Maybe it was because of that black cat that found its way on to the ice prior to the start of Friday’s game, or the video review that didn’t go in San Jose’s favor in the opening period.

But that all changed in the final period. It started with Tomas Hertl on the power play finding room just under the glove of Rinne to get San Jose on the board. Joel Ward followed that up with a gorgeous deke, tucking the puck in behind Rinne just as he started to go behind the net, as San Jose was able to take advantage of a defensive breakdown.

Logan Couture added the eventual winner.

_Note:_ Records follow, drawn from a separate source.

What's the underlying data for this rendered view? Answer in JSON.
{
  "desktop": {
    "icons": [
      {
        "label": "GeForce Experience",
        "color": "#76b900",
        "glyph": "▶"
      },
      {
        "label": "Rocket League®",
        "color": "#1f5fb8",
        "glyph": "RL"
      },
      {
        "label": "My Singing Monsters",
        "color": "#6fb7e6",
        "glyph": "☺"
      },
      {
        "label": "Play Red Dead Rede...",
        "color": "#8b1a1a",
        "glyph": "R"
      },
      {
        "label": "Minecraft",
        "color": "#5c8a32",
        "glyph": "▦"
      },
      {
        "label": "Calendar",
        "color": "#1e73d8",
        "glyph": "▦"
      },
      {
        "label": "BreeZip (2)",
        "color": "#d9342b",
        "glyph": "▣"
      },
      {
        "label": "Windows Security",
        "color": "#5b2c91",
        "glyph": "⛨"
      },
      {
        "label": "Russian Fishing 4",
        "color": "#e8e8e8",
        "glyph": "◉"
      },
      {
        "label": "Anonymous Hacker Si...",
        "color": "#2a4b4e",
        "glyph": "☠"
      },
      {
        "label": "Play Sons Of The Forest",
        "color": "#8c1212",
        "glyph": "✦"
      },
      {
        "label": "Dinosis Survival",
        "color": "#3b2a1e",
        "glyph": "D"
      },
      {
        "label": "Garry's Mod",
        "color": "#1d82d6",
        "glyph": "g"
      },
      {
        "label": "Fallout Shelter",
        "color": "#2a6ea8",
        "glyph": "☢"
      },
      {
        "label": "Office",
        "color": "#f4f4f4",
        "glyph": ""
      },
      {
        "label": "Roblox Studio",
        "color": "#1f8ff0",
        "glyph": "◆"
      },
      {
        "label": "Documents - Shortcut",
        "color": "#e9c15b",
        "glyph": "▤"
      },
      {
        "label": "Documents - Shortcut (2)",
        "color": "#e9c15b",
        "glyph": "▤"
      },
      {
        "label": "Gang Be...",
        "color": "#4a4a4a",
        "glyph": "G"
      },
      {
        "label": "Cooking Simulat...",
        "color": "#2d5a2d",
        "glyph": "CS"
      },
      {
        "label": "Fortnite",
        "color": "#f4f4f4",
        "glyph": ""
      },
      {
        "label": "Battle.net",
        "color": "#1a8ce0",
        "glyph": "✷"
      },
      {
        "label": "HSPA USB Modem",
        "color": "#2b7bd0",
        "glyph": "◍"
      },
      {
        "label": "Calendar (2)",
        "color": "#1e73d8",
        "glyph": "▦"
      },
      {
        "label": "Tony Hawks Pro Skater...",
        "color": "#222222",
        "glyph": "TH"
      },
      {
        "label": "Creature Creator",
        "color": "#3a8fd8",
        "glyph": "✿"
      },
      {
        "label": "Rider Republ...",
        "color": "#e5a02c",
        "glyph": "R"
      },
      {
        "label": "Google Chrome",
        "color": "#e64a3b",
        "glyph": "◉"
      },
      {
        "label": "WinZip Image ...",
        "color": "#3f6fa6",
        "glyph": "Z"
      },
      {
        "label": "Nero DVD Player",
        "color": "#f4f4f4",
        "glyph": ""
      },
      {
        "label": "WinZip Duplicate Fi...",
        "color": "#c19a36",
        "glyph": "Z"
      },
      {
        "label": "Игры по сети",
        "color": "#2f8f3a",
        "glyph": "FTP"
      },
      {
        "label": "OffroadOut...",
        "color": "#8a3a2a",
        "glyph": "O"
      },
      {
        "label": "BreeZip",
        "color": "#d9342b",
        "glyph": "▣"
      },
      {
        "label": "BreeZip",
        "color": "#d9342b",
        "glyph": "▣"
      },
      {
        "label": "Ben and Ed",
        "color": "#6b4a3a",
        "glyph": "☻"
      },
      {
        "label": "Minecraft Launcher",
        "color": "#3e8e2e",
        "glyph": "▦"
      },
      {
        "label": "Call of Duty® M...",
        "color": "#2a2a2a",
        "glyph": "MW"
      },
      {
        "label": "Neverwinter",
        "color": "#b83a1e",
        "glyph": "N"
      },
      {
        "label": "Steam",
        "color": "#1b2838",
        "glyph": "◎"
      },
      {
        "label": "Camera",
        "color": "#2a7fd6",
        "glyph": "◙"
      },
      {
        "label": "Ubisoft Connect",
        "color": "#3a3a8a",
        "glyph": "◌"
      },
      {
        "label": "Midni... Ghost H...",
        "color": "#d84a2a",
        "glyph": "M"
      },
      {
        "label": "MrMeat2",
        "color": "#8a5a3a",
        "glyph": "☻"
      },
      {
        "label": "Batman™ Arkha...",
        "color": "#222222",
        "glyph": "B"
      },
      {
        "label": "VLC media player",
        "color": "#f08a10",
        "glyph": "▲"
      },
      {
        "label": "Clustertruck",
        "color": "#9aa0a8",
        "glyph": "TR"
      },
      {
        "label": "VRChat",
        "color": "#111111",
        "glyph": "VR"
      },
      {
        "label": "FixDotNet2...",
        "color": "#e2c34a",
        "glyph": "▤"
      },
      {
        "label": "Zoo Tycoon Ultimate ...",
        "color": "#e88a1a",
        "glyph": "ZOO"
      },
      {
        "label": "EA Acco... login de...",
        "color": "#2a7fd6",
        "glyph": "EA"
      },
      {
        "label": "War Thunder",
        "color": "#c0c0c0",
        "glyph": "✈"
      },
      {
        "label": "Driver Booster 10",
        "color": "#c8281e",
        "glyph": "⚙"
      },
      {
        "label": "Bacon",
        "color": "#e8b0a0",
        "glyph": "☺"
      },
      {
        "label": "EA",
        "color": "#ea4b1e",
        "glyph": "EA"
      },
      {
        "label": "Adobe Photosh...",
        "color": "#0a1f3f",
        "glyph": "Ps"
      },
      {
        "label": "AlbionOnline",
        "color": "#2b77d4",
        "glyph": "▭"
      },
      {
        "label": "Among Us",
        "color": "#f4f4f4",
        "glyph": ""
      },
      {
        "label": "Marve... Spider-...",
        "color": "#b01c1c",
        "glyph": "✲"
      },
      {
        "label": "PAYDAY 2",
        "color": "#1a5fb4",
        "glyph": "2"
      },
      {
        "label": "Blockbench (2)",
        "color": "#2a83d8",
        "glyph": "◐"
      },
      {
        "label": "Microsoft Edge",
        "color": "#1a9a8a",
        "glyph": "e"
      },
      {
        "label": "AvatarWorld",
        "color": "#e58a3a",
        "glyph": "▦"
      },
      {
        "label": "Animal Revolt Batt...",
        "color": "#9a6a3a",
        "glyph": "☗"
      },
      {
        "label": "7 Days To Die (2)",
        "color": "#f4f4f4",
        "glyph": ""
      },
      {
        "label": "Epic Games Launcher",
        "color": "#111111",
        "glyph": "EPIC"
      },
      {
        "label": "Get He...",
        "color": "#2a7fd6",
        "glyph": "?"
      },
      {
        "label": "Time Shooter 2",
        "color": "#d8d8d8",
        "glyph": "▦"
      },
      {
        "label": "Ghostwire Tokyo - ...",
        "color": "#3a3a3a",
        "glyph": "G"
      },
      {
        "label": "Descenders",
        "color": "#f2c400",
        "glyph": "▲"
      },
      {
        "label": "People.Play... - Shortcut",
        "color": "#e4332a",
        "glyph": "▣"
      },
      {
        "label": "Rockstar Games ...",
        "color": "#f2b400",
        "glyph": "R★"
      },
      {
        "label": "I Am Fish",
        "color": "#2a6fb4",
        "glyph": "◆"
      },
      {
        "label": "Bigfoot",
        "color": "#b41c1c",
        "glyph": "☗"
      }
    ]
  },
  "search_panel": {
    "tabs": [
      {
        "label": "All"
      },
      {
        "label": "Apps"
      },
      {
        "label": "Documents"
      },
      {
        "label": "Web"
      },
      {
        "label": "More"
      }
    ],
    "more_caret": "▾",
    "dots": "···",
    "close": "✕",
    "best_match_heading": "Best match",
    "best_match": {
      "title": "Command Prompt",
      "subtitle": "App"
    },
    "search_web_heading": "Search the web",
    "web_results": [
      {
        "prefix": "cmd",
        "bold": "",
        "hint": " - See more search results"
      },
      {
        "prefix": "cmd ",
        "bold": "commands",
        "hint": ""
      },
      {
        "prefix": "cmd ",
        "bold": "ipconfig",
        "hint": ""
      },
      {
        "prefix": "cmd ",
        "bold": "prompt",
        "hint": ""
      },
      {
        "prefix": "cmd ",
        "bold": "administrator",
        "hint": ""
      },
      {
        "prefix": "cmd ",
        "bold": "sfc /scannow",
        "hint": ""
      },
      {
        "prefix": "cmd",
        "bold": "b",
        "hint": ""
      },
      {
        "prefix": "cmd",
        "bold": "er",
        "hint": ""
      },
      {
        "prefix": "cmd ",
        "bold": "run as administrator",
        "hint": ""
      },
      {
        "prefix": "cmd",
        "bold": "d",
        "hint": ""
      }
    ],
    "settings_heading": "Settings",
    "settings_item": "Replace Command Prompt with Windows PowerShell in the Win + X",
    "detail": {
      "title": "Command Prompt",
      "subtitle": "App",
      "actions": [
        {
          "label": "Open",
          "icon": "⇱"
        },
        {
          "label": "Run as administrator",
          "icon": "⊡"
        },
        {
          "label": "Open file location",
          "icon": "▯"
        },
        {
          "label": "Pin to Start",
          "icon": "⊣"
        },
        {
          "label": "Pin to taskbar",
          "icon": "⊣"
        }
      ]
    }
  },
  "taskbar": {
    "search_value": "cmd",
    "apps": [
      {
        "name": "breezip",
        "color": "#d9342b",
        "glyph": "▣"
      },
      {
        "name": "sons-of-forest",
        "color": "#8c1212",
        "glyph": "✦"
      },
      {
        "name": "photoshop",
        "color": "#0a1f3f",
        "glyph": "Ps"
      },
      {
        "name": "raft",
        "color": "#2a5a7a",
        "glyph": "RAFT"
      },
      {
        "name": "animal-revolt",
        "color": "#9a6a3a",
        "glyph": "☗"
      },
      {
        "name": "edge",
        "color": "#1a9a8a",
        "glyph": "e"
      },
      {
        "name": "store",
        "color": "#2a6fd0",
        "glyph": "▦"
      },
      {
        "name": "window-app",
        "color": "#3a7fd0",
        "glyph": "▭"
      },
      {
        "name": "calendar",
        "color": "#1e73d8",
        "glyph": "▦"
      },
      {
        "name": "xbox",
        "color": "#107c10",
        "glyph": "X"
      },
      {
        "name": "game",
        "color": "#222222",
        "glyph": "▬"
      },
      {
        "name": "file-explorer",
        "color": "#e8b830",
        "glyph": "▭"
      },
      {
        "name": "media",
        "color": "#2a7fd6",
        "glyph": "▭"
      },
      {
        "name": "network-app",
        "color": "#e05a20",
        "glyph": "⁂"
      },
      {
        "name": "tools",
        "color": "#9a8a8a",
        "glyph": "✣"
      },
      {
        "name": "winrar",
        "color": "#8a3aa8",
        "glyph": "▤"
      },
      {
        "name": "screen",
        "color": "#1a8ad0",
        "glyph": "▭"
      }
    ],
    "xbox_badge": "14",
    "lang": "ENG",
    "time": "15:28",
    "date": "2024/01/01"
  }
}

Within the span of 13 minutes, the Sharks had completely taken over, cashing in on two Nashville penalties and a defensive lapse.

When the onslaught was over, the Sharks skated off with a 5-2 win in Game 1 of this second-round series with the Predators, who only wrapped up a seven-game series win over Anaheim on Wednesday.

Ryan Johansen made it interesting, cutting into San Jose’s lead with under two minutes remaining, but any further comeback attempt was quickly halted by a pair of empty net goals from the Sharks.

The game ended with a dust-up along the boards, before cooler heads did prevail.